BEGIN DATA LISTING

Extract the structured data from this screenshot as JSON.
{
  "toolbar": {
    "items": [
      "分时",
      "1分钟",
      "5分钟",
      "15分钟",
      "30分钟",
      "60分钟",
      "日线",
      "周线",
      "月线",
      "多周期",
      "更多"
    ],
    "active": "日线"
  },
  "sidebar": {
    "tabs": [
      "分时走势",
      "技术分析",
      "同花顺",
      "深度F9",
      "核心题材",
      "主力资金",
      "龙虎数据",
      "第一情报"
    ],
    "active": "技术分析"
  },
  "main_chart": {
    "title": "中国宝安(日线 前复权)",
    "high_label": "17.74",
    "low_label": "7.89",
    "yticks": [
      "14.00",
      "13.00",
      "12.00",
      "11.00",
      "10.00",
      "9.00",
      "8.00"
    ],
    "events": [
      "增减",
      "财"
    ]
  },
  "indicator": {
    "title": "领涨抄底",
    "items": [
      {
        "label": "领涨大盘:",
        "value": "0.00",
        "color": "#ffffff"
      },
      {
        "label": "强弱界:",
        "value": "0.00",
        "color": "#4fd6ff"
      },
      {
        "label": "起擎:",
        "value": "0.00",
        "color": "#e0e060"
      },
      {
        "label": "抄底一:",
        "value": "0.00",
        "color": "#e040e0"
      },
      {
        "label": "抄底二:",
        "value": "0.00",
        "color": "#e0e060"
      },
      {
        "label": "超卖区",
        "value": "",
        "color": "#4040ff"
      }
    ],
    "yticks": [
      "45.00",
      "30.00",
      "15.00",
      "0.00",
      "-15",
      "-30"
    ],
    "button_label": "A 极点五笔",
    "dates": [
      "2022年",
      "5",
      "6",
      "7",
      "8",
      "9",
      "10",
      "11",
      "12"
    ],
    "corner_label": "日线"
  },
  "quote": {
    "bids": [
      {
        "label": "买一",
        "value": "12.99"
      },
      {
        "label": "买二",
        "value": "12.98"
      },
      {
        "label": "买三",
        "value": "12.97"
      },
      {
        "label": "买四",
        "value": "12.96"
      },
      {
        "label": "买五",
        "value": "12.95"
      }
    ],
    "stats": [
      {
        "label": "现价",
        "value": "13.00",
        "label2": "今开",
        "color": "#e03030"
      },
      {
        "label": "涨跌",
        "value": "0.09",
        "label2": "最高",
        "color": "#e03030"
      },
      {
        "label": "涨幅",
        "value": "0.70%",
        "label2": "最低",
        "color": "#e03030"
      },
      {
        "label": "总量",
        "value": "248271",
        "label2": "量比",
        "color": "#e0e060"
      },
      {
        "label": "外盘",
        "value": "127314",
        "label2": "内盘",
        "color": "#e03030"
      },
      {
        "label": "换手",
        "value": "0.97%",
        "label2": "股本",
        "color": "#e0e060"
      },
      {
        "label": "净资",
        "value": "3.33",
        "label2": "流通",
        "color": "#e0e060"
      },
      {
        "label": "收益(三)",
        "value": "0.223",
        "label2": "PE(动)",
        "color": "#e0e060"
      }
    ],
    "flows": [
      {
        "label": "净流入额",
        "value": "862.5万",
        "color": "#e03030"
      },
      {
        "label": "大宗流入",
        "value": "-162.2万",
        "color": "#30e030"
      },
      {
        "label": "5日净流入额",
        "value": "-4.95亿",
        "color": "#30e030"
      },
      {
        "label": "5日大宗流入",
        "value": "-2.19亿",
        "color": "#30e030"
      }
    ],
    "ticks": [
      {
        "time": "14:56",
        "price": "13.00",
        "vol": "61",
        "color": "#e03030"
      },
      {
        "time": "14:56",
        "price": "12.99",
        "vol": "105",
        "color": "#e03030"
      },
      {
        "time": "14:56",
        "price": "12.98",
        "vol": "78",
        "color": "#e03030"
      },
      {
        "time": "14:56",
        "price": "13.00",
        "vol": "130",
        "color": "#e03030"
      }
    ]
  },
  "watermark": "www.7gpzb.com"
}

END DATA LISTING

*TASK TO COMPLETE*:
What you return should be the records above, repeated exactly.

*EXPECTED ANSWER*:
Extract the structured data from this screenshot as JSON.
{
  "toolbar": {
    "items": [
      "分时",
      "1分钟",
      "5分钟",
      "15分钟",
      "30分钟",
      "60分钟",
      "日线",
      "周线",
      "月线",
      "多周期",
      "更多"
    ],
    "active": "日线"
  },
  "sidebar": {
    "tabs": [
      "分时走势",
      "技术分析",
      "同花顺",
      "深度F9",
      "核心题材",
      "主力资金",
      "龙虎数据",
      "第一情报"
    ],
    "active": "技术分析"
  },
  "main_chart": {
    "title": "中国宝安(日线 前复权)",
    "high_label": "17.74",
    "low_label": "7.89",
    "yticks": [
      "14.00",
      "13.00",
      "12.00",
      "11.00",
      "10.00",
      "9.00",
      "8.00"
    ],
    "events": [
      "增减",
      "财"
    ]
  },
  "indicator": {
    "title": "领涨抄底",
    "items": [
      {
        "label": "领涨大盘:",
        "value": "0.00",
        "color": "#ffffff"
      },
      {
        "label": "强弱界:",
        "value": "0.00",
        "color": "#4fd6ff"
      },
      {
        "label": "起擎:",
        "value": "0.00",
        "color": "#e0e060"
      },
      {
        "label": "抄底一:",
        "value": "0.00",
        "color": "#e040e0"
      },
      {
        "label": "抄底二:",
        "value": "0.00",
        "color": "#e0e060"
      },
      {
        "label": "超卖区",
        "value": "",
        "color": "#4040ff"
      }
    ],
    "yticks": [
      "45.00",
      "30.00",
      "15.00",
      "0.00",
      "-15",
      "-30"
    ],
    "button_label": "A 极点五笔",
    "dates": [
      "2022年",
      "5",
      "6",
      "7",
      "8",
      "9",
      "10",
      "11",
      "12"
    ],
    "corner_label": "日线"
  },
  "quote": {
    "bids": [
      {
        "label": "买一",
        "value": "12.99"
      },
      {
        "label": "买二",
        "value": "12.98"
      },
      {
        "label": "买三",
        "value": "12.97"
      },
      {
        "label": "买四",
        "value": "12.96"
      },
      {
        "label": "买五",
        "value": "12.95"
      }
    ],
    "stats": [
      {
        "label": "现价",
        "value": "13.00",
        "label2": "今开",
        "color": "#e03030"
      },
      {
        "label": "涨跌",
        "value": "0.09",
        "label2": "最高",
        "color": "#e03030"
      },
      {
        "label": "涨幅",
        "value": "0.70%",
        "label2": "最低",
        "color": "#e03030"
      },
      {
        "label": "总量",
        "value": "248271",
        "label2": "量比",
        "color": "#e0e060"
      },
      {
        "label": "外盘",
        "value": "127314",
        "label2": "内盘",
        "color": "#e03030"
      },
      {
        "label": "换手",
        "value": "0.97%",
        "label2": "股本",
        "color": "#e0e060"
      },
      {
        "label": "净资",
        "value": "3.33",
        "label2": "流通",
        "color": "#e0e060"
      },
      {
        "label": "收益(三)",
        "value": "0.223",
        "label2": "PE(动)",
        "color": "#e0e060"
      }
    ],
    "flows": [
      {
        "label": "净流入额",
        "value": "862.5万",
        "color": "#e03030"
      },
      {
        "label": "大宗流入",
        "value": "-162.2万",
        "color": "#30e030"
      },
      {
        "label": "5日净流入额",
        "value": "-4.95亿",
        "color": "#30e030"
      },
      {
        "label": "5日大宗流入",
        "value": "-2.19亿",
        "color": "#30e030"
      }
    ],
    "ticks": [
      {
        "time": "14:56",
        "price": "13.00",
        "vol": "61",
        "color": "#e03030"
      },
      {
        "time": "14:56",
        "price": "12.99",
        "vol": "105",
        "color": "#e03030"
      },
      {
        "time": "14:56",
        "price": "12.98",
        "vol": "78",
        "color": "#e03030"
      },
      {
        "time": "14:56",
        "price": "13.00",
        "vol": "130",
        "color": "#e03030"
      }
    ]
  },
  "watermark": "www.7gpzb.com"
}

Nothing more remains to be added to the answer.